The Southwest School hired K12, a for-profit, Virginia-based company founded in 1999 by former U.S. Education Secretary William J. Bennett, to create and manage its program. The school pays the company about 80 percent of the $4,750 in state funding it receives per student.
James said K12 has created a program that should put to rest any quality or accountability concerns critics may have.
"Being first is nice, but doing it right is better," she said. "It was not easy to do this and to get it from conception to fruition. That was a lot of effort and a lot of work."
The Southwest School, which opened its first campus in 1999, now has 1,600 students spread out among prekindergarten, elementary, secondary and residential treatment facilities. The school was rated "academically acceptable" by the state in 2005.
When students sign up for the Texas Virtual Academy, K12 Inc. ships nearly a dozen boxes of books and supplies to their homes. Everything for the year — from jump-ropes for physical education to vegetable seeds for science projects — is included.
Each student also is loaned a computer and provided a stipend for Internet access, if needed. Tests help place students in the appropriate courses, which may be above or below their actual grade level.
Lynn Reynolds said she was surprised when the diagnostic tests showed that Brian — a straight-A pupil — was struggling in geography. His skills have sharpened in the few weeks he's been studying at their southwest Houston home in the Texas Virtual Academy, she said.
"He's actually learned a lot more," she said. "I was surprised about what he didn't know."
Brian — and the 90 other third- through sixth-graders who have signed up in the Virtual Academy's first month of operation — can log on in their pajamas early in the morning or finish lessons before bed time.
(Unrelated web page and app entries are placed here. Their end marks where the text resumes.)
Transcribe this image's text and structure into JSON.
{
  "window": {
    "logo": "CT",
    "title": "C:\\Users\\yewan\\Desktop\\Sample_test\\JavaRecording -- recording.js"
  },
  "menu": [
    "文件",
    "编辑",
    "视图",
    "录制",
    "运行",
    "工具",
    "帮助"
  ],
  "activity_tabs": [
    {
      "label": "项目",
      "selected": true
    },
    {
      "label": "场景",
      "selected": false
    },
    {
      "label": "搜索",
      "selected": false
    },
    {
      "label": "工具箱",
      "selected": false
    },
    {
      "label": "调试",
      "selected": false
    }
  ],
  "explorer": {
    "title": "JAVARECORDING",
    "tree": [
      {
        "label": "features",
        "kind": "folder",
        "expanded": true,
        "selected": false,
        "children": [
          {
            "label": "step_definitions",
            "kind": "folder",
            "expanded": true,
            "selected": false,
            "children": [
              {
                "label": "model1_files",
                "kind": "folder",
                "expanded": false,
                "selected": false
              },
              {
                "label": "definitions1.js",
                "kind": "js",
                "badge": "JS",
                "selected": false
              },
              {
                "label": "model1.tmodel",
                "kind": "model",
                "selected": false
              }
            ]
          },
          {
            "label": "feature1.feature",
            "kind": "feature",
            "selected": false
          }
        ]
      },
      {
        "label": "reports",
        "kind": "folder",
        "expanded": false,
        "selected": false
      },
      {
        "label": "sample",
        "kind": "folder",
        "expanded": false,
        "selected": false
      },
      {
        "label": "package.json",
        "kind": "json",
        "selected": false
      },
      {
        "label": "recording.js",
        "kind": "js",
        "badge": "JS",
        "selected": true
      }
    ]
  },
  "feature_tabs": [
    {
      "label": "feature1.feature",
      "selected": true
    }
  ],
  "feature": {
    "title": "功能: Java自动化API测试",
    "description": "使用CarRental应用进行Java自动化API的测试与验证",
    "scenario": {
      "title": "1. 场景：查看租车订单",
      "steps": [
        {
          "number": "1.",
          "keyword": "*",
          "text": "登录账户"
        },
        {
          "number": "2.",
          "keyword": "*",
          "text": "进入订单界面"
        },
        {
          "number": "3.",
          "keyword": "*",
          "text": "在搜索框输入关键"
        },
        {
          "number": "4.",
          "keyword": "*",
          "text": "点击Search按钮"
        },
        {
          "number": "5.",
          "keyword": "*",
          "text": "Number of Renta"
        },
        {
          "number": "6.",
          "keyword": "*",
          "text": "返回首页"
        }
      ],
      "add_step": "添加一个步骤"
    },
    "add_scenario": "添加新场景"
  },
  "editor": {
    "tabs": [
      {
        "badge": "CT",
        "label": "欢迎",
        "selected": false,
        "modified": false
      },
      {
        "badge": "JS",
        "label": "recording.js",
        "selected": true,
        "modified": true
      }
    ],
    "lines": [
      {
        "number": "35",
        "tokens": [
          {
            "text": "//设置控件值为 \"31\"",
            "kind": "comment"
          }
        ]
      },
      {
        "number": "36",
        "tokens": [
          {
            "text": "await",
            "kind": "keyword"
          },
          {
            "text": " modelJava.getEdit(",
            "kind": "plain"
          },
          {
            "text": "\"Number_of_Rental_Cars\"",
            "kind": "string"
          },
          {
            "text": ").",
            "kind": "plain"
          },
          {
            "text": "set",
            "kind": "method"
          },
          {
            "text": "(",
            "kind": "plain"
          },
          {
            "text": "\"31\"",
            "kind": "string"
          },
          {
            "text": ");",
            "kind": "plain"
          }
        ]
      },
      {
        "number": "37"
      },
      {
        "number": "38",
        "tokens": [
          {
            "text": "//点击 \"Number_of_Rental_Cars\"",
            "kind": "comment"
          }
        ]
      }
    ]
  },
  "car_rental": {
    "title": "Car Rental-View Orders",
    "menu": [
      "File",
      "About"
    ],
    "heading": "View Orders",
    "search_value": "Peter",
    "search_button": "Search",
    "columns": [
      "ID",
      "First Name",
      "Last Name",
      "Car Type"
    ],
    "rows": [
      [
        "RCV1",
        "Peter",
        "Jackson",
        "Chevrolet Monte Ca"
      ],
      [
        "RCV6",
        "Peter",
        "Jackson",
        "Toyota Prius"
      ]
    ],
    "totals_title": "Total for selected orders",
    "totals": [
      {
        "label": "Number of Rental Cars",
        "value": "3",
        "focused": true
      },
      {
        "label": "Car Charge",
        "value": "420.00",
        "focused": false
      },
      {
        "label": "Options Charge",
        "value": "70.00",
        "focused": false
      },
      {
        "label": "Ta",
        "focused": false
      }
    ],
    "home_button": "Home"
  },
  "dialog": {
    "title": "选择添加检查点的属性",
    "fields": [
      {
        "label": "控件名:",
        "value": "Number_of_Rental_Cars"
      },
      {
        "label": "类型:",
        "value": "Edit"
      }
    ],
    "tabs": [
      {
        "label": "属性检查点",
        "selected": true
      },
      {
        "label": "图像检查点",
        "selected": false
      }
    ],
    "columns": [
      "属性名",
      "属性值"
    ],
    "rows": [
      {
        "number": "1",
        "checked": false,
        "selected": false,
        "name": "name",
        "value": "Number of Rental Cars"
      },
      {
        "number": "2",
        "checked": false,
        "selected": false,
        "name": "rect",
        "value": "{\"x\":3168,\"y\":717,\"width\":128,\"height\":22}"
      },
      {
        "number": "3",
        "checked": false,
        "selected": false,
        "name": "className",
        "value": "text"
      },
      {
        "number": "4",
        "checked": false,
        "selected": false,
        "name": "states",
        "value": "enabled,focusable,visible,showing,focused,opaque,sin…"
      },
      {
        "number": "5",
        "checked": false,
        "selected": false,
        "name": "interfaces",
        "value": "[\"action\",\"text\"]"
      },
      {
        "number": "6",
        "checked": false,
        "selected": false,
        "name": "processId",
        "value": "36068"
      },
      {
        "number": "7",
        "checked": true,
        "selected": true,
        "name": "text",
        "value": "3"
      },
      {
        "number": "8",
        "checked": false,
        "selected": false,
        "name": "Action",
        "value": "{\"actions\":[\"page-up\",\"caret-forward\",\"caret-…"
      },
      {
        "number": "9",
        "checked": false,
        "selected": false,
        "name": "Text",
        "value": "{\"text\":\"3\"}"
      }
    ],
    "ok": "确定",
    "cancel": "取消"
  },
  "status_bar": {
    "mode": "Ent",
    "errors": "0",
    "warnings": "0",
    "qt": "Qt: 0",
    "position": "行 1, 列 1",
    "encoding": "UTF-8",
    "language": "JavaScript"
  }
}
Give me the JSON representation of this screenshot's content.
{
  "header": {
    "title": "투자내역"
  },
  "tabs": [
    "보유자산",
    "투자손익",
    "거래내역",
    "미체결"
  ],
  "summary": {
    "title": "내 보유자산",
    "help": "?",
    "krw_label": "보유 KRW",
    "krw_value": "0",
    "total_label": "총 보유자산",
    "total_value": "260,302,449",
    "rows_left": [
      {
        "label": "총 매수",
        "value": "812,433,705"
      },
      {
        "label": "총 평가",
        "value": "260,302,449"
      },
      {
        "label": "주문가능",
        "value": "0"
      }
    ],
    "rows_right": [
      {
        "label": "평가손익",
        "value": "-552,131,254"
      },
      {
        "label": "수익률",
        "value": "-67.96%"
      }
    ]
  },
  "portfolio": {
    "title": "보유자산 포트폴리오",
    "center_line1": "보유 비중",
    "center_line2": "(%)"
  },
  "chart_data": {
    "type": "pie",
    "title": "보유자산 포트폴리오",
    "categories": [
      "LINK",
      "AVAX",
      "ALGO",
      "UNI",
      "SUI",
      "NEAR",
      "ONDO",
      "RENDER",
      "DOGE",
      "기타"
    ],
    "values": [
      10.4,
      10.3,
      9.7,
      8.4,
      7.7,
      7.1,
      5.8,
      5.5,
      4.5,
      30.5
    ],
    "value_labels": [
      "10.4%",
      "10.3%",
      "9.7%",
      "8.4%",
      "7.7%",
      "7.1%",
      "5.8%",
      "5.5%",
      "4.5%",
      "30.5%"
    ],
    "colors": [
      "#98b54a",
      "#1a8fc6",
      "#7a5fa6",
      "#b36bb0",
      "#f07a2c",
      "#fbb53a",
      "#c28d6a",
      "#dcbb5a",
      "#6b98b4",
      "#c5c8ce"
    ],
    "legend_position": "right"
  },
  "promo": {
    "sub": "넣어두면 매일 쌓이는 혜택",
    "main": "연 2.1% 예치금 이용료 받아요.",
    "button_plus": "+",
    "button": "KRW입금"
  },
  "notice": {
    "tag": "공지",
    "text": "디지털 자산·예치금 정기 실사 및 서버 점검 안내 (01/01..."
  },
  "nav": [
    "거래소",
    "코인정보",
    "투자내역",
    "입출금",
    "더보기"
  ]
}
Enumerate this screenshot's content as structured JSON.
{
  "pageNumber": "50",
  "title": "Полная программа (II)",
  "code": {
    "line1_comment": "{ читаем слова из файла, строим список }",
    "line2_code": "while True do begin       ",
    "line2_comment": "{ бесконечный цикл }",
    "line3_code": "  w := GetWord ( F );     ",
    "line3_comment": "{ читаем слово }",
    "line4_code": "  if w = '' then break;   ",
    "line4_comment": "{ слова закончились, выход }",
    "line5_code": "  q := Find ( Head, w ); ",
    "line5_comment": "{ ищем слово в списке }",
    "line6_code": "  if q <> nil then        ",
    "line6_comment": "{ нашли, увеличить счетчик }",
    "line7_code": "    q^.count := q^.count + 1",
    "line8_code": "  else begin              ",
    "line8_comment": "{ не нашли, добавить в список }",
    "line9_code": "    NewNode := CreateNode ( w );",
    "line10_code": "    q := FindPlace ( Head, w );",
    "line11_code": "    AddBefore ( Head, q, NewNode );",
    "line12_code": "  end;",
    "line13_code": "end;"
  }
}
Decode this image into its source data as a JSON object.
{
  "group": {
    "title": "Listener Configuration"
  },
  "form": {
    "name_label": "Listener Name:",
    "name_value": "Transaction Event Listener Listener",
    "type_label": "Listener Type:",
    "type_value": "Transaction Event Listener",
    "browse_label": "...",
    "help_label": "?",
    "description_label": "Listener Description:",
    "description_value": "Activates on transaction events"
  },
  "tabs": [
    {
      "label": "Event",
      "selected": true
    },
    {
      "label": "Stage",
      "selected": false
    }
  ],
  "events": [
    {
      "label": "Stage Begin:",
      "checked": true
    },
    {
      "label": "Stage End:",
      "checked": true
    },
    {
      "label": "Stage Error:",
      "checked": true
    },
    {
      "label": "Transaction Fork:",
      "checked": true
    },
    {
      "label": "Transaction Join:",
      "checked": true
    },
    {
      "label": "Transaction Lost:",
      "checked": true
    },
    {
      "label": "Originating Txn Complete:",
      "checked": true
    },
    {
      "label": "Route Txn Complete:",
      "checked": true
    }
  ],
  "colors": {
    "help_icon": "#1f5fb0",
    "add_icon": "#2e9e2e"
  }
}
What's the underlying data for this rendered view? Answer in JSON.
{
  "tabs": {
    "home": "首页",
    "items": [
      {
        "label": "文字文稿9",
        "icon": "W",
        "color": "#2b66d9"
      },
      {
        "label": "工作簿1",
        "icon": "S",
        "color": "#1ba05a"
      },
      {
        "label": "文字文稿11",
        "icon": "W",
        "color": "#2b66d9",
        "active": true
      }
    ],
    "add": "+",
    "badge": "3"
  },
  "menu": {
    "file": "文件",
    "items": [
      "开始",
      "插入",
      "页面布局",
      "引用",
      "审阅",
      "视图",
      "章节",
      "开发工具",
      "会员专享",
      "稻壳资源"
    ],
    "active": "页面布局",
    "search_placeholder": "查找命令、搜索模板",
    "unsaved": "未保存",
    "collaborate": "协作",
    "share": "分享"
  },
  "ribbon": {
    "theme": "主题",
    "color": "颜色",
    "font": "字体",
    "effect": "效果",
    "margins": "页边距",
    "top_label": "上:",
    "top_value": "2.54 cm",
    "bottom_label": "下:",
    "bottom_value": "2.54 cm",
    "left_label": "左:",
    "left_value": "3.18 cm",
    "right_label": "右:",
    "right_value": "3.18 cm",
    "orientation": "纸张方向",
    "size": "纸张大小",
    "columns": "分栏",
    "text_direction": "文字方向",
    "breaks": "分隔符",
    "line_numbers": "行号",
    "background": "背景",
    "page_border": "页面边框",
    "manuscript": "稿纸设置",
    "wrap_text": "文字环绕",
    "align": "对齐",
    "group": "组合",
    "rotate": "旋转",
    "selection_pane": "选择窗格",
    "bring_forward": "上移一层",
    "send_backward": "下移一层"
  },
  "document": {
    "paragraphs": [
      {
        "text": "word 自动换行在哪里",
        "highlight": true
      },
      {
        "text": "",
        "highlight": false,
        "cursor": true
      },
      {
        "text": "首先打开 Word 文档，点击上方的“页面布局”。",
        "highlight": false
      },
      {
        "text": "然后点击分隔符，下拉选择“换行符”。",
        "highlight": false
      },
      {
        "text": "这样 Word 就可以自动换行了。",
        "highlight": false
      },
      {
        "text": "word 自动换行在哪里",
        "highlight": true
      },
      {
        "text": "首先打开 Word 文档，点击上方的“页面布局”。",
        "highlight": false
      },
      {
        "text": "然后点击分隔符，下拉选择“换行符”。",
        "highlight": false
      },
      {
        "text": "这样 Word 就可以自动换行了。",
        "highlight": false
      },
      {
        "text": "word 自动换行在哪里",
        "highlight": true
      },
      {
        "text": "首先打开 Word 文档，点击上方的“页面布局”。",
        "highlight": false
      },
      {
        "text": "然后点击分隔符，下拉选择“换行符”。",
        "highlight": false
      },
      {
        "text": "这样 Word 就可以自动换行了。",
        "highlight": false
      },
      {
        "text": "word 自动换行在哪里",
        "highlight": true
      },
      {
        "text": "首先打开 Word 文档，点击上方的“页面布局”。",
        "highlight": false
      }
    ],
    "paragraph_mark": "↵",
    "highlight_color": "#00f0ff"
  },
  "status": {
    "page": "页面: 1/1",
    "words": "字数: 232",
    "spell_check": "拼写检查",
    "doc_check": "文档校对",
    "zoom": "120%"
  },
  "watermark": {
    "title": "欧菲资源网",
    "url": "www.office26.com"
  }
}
Teachers check in with students regularly through e-mails, phone calls and semi-monthly conference calls. They also can track how much time students spend online, what lessons they have completed and what grades they have earned.
While it is not required, students are asked to attend monthly field trips and take TAKS preparatory classes.
Under the program, Brian's teacher oversees about 60 students a day — nearly three times the normal elementary load. Brian said he had mixed feelings about attending the virtual school, but is mostly enjoying it.
"There's a lot of bad things, like not being able to see your friends every day," he said. "But I like the work. I like science, for sure."
Brock Gregg, governmental relations director for the Association of Texas Professional Educators, said he worries about how this type of impersonal schooling will affect children.
"We'll be watching very closely," he said. "It may work, but I think we should move very slowly and not expand this program until we can prove the young children learn just as quickly and just as well this way."
State school board member David Bradley, a Republican who represents southeast Texas, said he supports broadening parents' options.
"To me, it looks like an opportunity for school choice," Bradley said. "I'd also like to see a pilot program to allow true school choice — vouchers."
State officials are asking for an extension to continue the program a year past the August 2006 deadline. Because of budget cuts and the effort to create these curricula, four of the five pilots haven't yet begun.
Still, Loughrey said she thinks the pilot program — along with two conducted a few years ago — have put Texas on the verge of creating a policy that will allow virtual schools to grow.
"Sometime over the course of the next year or two, we will have a very solid idea and recommendation on the best way to move forward," she said. "As a state we're moving forward at a pretty good clip."